▶ _Work request_:
Below are the records. List every line holding the word "description".

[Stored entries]

+ + + +

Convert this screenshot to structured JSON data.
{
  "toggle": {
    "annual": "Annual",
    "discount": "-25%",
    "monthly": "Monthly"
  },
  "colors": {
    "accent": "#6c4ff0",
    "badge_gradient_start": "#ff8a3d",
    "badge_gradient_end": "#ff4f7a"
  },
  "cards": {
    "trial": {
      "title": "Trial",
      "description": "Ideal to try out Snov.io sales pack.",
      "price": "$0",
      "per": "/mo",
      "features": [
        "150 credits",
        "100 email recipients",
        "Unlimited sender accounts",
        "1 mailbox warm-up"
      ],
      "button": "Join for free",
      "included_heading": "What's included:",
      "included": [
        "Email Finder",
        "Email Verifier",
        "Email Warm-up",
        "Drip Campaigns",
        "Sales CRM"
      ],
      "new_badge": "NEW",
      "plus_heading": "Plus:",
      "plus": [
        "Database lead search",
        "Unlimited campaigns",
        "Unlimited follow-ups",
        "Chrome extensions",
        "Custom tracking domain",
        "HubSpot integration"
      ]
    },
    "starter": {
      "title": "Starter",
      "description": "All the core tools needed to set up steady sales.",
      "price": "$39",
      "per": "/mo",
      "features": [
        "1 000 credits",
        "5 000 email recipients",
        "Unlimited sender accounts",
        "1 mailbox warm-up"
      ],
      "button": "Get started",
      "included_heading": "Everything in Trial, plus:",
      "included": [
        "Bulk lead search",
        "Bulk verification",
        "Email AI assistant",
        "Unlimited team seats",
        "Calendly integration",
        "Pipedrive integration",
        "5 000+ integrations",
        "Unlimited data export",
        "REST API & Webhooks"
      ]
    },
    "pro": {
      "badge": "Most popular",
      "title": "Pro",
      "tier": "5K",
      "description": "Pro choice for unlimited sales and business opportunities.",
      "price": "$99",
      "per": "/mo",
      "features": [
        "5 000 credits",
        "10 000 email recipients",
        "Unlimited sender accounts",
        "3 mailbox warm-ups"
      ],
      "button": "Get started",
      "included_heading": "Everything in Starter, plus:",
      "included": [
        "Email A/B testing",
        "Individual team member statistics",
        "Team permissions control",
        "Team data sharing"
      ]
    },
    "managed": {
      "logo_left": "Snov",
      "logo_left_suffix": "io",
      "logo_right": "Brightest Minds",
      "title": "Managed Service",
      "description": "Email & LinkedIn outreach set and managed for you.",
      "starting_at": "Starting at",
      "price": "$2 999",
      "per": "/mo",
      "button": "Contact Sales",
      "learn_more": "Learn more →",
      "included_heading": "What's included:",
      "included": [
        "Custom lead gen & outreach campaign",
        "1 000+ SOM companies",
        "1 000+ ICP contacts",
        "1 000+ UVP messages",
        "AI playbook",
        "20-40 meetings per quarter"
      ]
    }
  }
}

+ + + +

▶ _Solution_:
      "description": "Ideal to try out Snov.io sales pack.",
      "description": "All the core tools needed to set up steady sales.",
      "description": "Pro choice for unlimited sales and business opportunities.",
      "description": "Email & LinkedIn outreach set and managed for you.",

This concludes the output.